Eric Robinson

Photo of Eric Robinson
Research Programmer & Analyst
Washington Office


M.P.P. in public policy, College of William & Mary; B.A. in economics, government, College of William & Mary


Eric Robinson is a research programmer and analyst at the RAND Corporation based in Washington, DC. His research is focused on empirical studies related to irregular warfare, insurgent governance, post-conflict stabilization, and developing economies in the Middle East, the Levant, and Central Asia.

He specializes in the use of mixed methods research to leverage geospatial data, survey research, and structured qualitative data to better understand conflict and economic conditions in remote or denied areas. He has conducted extensive field research for RAND, including work in Afghanistan, Syria, Iraq, and elsewhere throughout the Middle East.

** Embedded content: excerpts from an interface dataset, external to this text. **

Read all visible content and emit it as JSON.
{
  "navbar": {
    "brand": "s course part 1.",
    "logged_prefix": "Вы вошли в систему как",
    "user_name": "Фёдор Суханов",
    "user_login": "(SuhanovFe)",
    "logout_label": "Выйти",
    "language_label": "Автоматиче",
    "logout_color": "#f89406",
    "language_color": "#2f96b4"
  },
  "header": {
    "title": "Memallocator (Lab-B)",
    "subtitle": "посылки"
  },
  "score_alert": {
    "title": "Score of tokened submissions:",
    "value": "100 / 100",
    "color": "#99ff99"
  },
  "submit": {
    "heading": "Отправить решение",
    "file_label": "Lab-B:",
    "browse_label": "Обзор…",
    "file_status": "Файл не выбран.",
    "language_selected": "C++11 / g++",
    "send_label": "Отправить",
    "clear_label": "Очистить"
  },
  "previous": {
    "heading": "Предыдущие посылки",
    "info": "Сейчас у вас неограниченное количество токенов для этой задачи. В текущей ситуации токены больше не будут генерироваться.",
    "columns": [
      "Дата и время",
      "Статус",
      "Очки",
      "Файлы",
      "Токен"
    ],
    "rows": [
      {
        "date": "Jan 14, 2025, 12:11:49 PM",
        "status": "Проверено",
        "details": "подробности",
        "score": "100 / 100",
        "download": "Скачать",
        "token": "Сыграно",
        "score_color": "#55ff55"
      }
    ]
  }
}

Previously, he served in Kabul with the Special Operations Joint Task Force – Afghanistan (SOJTF-A) as an analyst and advisor to the commander of US and NATO special operations. Prior to joining RAND, he worked for IBM as an advanced analytics consultant specializing in modeling large datasets. He graduated with his Masters of Public Policy from the College of William & Mary, and an A.B. in Economics with Honors also from William & Mary.

Recent Projects

  • Assessing the Economic Impact of the Islamic State in Iraq and Syria
  • Post-Conflict Stabilization in Syria
  • Non-Radicalization and Political Violence in Yemen
  • Analytical Support to SOJTF-A, Kabul, Afghanistan

Honors & Awards

  • Spotlight Award (2014, 2016), RAND Corporation


  • Smoke rises after airstrikes from the U.S.-led coalition against Islamic State militants in a village east of Mosul, Iraq, May 29, 2016

    Cutting the Islamic State's Money Supply

    Airstrikes have hit ISIL tanker trucks, oil fields, refineries, and banks, but it would be a mistake to view the group as a poor man's version of its old self. New steps are needed to counter its multi-million dollar taxation and extortion machine.

    Jul 21, 2016 The National Interest